About this exercise
Your answer should be one number: how many lines below have the word "name".

Records from a data collection

**********

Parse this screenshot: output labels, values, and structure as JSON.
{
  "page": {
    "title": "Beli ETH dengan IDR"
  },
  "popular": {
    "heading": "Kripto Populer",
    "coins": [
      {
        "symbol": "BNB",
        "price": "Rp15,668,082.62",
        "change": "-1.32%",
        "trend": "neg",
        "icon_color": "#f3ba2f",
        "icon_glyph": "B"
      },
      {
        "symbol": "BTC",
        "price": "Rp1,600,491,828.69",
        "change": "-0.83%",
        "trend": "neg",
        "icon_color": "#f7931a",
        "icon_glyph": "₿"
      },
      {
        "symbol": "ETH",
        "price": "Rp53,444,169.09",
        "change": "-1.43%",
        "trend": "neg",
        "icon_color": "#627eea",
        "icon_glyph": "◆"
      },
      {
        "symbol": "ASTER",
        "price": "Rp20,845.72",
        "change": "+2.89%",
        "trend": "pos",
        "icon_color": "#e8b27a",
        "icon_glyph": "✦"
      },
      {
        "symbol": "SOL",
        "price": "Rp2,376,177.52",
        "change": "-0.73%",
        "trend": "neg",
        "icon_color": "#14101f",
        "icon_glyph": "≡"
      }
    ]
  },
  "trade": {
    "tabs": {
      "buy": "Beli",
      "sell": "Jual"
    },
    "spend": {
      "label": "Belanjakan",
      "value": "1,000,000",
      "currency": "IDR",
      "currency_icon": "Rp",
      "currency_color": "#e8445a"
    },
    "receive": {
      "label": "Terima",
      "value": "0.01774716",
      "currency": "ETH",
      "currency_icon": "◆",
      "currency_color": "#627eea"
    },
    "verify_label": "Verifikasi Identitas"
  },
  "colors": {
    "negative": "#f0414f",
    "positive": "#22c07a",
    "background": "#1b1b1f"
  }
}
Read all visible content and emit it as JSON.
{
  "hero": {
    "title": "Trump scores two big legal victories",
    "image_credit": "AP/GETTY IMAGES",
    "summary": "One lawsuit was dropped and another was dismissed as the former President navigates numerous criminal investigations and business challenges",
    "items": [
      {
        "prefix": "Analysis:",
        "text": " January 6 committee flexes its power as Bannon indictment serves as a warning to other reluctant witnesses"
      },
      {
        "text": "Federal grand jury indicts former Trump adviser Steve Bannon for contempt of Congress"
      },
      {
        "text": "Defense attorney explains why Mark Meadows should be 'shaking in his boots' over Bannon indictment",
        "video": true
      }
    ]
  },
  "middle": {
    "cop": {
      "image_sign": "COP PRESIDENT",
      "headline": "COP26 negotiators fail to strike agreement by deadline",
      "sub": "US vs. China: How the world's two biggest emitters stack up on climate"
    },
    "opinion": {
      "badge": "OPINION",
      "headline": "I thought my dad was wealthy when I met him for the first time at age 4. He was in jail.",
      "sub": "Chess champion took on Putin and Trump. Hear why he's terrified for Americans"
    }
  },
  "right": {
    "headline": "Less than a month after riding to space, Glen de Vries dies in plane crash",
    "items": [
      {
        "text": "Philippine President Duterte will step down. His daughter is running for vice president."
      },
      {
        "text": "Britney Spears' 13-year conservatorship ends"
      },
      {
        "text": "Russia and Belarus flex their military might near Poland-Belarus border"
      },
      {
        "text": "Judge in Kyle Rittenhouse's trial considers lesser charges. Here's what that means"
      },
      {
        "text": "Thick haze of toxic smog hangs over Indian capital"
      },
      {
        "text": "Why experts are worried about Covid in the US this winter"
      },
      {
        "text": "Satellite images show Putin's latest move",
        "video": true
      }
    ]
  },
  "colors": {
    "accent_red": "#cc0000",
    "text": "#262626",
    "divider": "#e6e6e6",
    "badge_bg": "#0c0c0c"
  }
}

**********

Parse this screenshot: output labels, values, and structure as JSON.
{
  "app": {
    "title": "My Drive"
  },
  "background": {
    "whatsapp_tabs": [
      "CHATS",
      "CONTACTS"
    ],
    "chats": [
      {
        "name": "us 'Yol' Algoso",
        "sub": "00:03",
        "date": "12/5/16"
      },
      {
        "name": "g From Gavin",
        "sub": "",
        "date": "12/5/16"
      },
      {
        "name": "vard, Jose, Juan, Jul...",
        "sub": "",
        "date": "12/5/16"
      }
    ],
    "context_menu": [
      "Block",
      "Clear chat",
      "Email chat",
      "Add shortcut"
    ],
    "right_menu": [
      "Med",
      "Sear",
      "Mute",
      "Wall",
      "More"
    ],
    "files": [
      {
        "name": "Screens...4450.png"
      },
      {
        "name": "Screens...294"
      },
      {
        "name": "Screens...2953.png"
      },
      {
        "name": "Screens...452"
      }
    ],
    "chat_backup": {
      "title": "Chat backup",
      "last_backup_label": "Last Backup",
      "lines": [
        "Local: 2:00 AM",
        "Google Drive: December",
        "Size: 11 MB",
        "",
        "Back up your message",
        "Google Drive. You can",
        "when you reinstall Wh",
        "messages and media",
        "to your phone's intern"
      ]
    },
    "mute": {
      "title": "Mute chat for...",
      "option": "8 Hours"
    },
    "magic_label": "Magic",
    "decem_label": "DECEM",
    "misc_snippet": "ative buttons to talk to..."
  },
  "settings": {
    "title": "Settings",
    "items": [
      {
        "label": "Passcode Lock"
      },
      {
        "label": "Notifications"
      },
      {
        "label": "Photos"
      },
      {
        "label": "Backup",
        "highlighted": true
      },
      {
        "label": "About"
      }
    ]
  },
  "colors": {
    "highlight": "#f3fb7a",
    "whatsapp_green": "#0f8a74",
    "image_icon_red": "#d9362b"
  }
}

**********

Answer to this exercise
7